|U.S. Classification||462/2, 462/55, 462/25, 462/900|
|International Classification||B65H39/16, B42C3/00|
|Cooperative Classification||Y10S462/90, B65H39/16, B42C3/00|
|European Classification||B42C3/00, B65H39/16|
|Oct 15, 1992||AS||Assignment|
Owner name: MOORE BUSINESS FORMS, INC., NEW YORK
Free format text: ASSIGNMENT OF ASSIGNORS INTEREST.;ASSIGNOR:BAXTER, GEORGE;REEL/FRAME:006287/0734
Effective date: 19921009
|Mar 12, 1998||FPAY||Fee payment|
Year of fee payment: 4
|Mar 12, 2002||FPAY||Fee payment|
Year of fee payment: 8
|Apr 2, 2002||REMI||Maintenance fee reminder mailed|

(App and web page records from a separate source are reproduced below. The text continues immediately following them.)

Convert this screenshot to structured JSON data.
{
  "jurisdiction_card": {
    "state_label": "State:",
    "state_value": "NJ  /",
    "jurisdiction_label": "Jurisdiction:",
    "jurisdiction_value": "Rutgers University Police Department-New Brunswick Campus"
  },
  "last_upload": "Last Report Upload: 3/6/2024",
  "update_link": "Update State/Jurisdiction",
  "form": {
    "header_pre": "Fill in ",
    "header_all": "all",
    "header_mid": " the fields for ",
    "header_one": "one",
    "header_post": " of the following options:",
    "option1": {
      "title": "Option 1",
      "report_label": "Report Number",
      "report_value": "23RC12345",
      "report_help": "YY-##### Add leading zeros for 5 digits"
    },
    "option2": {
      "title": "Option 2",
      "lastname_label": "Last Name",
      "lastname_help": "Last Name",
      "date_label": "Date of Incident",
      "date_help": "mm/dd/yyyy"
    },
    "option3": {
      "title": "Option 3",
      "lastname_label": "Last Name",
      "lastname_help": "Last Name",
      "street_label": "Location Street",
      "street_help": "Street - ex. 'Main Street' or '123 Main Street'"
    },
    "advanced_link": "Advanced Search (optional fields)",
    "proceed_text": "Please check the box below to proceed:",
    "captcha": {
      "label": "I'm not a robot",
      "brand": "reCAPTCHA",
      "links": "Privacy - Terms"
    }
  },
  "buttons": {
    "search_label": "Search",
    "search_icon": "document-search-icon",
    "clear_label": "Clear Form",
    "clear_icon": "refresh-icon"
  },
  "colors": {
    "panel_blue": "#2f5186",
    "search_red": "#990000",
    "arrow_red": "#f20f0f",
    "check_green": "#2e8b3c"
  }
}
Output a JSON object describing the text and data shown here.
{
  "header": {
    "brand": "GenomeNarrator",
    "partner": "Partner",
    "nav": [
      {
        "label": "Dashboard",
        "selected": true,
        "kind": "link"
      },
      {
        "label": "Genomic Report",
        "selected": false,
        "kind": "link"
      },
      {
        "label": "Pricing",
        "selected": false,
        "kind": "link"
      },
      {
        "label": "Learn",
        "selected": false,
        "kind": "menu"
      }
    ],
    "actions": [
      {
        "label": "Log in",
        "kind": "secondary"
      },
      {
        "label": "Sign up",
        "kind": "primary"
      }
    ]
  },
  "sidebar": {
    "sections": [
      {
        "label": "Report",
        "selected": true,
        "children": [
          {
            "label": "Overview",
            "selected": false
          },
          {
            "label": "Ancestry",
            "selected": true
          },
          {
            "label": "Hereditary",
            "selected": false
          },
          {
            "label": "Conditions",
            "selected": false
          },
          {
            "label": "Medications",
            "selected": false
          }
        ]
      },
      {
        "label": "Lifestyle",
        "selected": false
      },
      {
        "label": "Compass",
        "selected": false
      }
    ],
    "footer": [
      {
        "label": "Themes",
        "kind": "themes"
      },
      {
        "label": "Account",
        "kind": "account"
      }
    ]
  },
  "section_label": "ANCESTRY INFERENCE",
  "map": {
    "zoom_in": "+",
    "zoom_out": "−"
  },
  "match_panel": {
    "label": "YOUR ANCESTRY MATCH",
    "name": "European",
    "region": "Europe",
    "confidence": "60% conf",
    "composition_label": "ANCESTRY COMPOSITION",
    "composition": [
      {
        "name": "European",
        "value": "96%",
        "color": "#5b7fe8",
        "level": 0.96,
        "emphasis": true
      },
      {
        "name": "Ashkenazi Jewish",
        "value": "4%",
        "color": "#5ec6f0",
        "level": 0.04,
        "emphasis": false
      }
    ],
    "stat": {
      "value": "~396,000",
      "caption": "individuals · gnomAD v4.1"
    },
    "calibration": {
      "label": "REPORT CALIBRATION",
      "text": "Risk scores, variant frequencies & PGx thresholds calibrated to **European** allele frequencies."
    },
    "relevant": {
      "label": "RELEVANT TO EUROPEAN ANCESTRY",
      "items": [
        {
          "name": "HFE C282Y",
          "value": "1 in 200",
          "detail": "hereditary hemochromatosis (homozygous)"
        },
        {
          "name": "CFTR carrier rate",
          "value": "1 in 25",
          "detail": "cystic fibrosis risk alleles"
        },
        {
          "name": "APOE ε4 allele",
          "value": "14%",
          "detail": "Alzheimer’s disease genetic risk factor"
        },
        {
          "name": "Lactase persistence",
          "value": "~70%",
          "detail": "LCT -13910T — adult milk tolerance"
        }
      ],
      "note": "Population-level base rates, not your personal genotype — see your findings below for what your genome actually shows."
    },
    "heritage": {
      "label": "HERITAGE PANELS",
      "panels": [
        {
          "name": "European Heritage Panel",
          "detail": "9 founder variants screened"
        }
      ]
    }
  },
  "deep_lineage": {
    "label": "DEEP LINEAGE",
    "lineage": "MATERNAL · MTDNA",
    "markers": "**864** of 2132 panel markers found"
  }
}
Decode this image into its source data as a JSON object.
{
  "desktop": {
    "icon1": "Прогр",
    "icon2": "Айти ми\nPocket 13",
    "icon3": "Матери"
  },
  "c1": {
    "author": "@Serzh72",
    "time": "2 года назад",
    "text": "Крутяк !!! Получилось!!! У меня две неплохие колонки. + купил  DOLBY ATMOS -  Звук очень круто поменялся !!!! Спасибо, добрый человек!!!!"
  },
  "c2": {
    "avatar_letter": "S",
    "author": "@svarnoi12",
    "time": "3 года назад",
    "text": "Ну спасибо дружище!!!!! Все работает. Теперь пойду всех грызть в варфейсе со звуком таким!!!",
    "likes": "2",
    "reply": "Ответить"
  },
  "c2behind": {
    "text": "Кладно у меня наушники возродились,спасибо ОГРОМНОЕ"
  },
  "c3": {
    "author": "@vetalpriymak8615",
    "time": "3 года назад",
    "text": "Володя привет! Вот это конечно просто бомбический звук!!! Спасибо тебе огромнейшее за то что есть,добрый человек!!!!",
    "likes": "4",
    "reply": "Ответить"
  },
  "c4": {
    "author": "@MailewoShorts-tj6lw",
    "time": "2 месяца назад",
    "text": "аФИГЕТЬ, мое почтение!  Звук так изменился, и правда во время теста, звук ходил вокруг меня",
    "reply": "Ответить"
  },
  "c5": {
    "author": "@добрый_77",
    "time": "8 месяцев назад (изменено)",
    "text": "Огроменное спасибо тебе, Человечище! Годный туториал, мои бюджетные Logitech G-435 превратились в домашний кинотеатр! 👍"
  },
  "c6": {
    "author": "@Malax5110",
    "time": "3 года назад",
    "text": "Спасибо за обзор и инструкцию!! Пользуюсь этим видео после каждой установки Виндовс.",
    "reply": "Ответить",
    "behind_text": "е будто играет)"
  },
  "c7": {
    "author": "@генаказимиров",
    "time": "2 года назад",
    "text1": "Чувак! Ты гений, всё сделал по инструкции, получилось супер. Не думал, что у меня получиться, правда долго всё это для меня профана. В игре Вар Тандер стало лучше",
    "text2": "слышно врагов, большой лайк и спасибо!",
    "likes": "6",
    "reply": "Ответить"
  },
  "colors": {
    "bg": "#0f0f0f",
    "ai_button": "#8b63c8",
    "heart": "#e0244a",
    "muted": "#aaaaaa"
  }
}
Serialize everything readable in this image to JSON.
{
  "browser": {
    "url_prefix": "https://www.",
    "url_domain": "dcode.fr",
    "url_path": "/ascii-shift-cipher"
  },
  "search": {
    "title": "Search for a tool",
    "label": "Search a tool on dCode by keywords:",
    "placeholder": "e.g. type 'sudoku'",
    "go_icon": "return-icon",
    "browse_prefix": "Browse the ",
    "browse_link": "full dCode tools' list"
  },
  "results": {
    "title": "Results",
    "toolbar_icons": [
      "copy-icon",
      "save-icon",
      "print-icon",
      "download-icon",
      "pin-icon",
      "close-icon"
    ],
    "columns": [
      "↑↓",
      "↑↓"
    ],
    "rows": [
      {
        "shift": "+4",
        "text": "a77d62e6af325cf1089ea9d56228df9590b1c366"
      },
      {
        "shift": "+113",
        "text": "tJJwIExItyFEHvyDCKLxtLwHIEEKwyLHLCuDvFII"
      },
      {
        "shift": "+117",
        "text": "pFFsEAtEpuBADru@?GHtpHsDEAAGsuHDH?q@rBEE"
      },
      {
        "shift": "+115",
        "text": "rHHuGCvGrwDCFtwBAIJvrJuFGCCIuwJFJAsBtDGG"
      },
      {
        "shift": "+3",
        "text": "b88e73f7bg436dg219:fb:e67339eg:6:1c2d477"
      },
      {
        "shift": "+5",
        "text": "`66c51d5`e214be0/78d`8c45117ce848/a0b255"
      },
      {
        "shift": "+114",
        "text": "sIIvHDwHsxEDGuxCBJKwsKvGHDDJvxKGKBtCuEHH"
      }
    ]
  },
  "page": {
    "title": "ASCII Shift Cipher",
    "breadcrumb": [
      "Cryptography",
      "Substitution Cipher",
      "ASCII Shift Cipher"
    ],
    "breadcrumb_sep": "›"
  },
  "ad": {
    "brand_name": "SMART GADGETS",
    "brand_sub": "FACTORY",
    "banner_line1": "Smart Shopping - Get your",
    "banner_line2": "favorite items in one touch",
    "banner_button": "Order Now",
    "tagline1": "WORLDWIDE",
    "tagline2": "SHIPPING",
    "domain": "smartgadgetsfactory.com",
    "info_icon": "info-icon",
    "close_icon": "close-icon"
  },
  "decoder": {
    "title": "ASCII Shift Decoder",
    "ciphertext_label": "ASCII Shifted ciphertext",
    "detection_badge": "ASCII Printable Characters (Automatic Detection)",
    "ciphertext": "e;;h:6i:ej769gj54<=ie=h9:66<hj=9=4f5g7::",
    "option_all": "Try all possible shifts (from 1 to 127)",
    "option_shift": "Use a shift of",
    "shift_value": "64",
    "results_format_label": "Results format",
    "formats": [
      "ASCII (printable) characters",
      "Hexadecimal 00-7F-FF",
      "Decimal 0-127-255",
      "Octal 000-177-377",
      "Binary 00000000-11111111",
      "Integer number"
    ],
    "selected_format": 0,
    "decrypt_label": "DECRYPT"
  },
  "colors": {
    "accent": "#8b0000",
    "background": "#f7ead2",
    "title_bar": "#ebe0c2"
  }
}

|Feb 17, 2006||FPAY||Fee payment|
Year of fee payment: 12